__EXERCISE__.
Each line from the one that contains "Give me the" to the last line of the records below must be restated word for word.

(Data entries)

------------------------------------------------

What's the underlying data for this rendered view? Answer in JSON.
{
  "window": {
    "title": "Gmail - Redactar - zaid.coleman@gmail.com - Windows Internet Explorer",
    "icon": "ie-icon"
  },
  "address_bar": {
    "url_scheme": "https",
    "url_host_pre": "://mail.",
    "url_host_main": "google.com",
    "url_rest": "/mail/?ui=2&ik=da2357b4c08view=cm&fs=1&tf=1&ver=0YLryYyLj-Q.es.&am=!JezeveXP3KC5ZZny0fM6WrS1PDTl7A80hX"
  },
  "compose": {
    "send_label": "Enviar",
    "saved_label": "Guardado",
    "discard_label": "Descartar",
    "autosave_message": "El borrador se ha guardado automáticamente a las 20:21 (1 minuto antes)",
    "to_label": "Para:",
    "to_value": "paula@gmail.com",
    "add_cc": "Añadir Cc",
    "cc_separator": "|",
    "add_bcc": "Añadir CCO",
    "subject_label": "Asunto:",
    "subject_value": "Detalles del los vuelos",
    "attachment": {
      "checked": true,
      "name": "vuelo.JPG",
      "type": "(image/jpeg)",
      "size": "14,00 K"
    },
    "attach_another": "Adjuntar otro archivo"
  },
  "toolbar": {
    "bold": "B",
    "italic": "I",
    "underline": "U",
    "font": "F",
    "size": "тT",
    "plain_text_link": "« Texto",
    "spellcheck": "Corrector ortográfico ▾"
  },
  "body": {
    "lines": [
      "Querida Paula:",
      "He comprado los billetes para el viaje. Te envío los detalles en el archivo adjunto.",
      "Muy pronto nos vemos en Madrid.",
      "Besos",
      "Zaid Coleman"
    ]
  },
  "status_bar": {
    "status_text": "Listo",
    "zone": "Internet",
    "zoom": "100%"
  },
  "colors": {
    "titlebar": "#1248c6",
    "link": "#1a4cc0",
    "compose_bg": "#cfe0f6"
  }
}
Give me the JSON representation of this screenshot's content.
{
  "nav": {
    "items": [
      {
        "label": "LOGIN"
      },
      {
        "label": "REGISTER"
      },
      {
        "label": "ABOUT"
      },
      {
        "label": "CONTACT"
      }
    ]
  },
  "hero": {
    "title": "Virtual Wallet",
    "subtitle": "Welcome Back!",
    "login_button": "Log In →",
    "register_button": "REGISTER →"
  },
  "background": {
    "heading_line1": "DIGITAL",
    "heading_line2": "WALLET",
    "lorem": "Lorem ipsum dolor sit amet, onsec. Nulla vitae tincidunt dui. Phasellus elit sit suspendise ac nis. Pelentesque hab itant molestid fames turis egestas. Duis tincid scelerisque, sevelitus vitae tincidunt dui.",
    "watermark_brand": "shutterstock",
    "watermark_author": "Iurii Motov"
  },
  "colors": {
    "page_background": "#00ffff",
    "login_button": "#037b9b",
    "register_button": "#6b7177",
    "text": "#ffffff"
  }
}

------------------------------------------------

__RESPONSE TO THE TASK__.
Give me the JSON representation of this screenshot's content.
{
  "nav": {
    "items": [
      {
        "label": "LOGIN"
      },
      {
        "label": "REGISTER"
      },
      {
        "label": "ABOUT"
      },
      {
        "label": "CONTACT"
      }
    ]
  },
  "hero": {
    "title": "Virtual Wallet",
    "subtitle": "Welcome Back!",
    "login_button": "Log In →",
    "register_button": "REGISTER →"
  },
  "background": {
    "heading_line1": "DIGITAL",
    "heading_line2": "WALLET",
    "lorem": "Lorem ipsum dolor sit amet, onsec. Nulla vitae tincidunt dui. Phasellus elit sit suspendise ac nis. Pelentesque hab itant molestid fames turis egestas. Duis tincid scelerisque, sevelitus vitae tincidunt dui.",
    "watermark_brand": "shutterstock",
    "watermark_author": "Iurii Motov"
  },
  "colors": {
    "page_background": "#00ffff",
    "login_button": "#037b9b",
    "register_button": "#6b7177",
    "text": "#ffffff"
  }
}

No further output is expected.